How would one go about activating/deactivating the different playdate.update() loops in different .lua files? (Assuming a very simple case, like world map vs. level, where a complex library may be overkill.)
My default approach would be to evaluate a conditional (checking which context/level) every frame, but that seems like needless work for the machine if there's a more elegant approach.
For one of my projects I separated everything into "screens". They have their own update logic, hold all the context they need, and define the transitions between each other. The current screen is stored in a global variable so the playdate.update can call the current screen‘s update directly without having to check anything.
If you like, you can always reassign the value of playdate.update to point at a new function. For example, here pressing A or B will swap out the update function:
local updateA = function()

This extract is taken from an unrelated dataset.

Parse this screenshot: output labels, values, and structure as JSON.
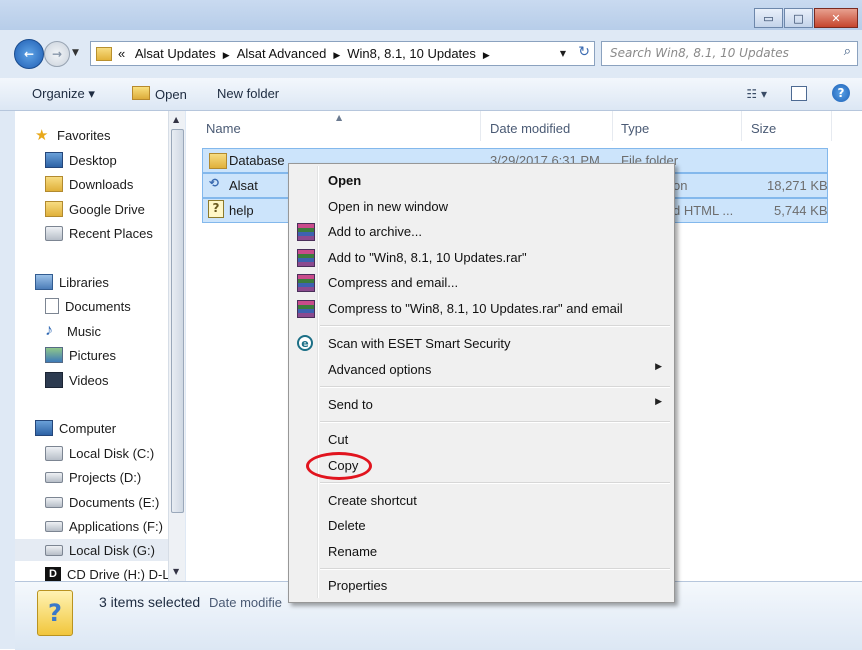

local updateB = function()
playdate.update = updateA
playdate.update = updateB
Although I normally do just check a state flag or some conditional, mostly because I find it more readable.
In general, I make a simple "scene" or "module" system. A "module" is just an object that has an update function. Then, the core of my game has a variable called currentModule. Whenever playdate.update runs, it just calls update on currentModule. So you change scenes by assigning a different module to currentModule, and then that module's update function will be called on the next playdate.update. No switch statement or long chained if statements required.
Sometimes I go a step further and add becomeActive and resignActive functions to the modules, which are called when a module becomes or stops being the current module, respectively, so that they can do setup and teardown.
There is so many ways to handle a scene update, it's difficult to say what is the best practice. The Playdate SDK really let you do whatever you prefer. It's really just a question of taste.
Like Donald, I have my own scene system (I actually have two different ones, depending of the project) but sometimes I even think this is a bit over-engineered.
I even think that a simple series of ifs to call the right functions is totally appropriate. When you feel it starts to be less manageable, you will have a better understanding of what you need and can develop a solution appropriate for your needs and style.
-- This is totally fine
current_screen = "intro"
if current_screen == "intro" then
elseif current_screen == "gameplay" then
The default update loop isn’t anything special. It’s just another function defined by you. If you define it first under another name (e.g. defaultUpdate) and then assign it to playdate.update like the other functions, you’ll be able to reference it later and run playdate.update = defaultUpdate whenever you want it back.
pushScreen(screen) and popScreen() can be used from anywhere in the code. When popScreen() is called, a transition to the previous screen is added to pendingNavigators. This means that the current update will continue as normal, and on the next update, the switch is made. If Screens keep state, that state can be restored in Screen:resume.
For example when you select level 3 in level select, start level 3 and then call popScreen(); then the level select screen will be restored with level 3 selected.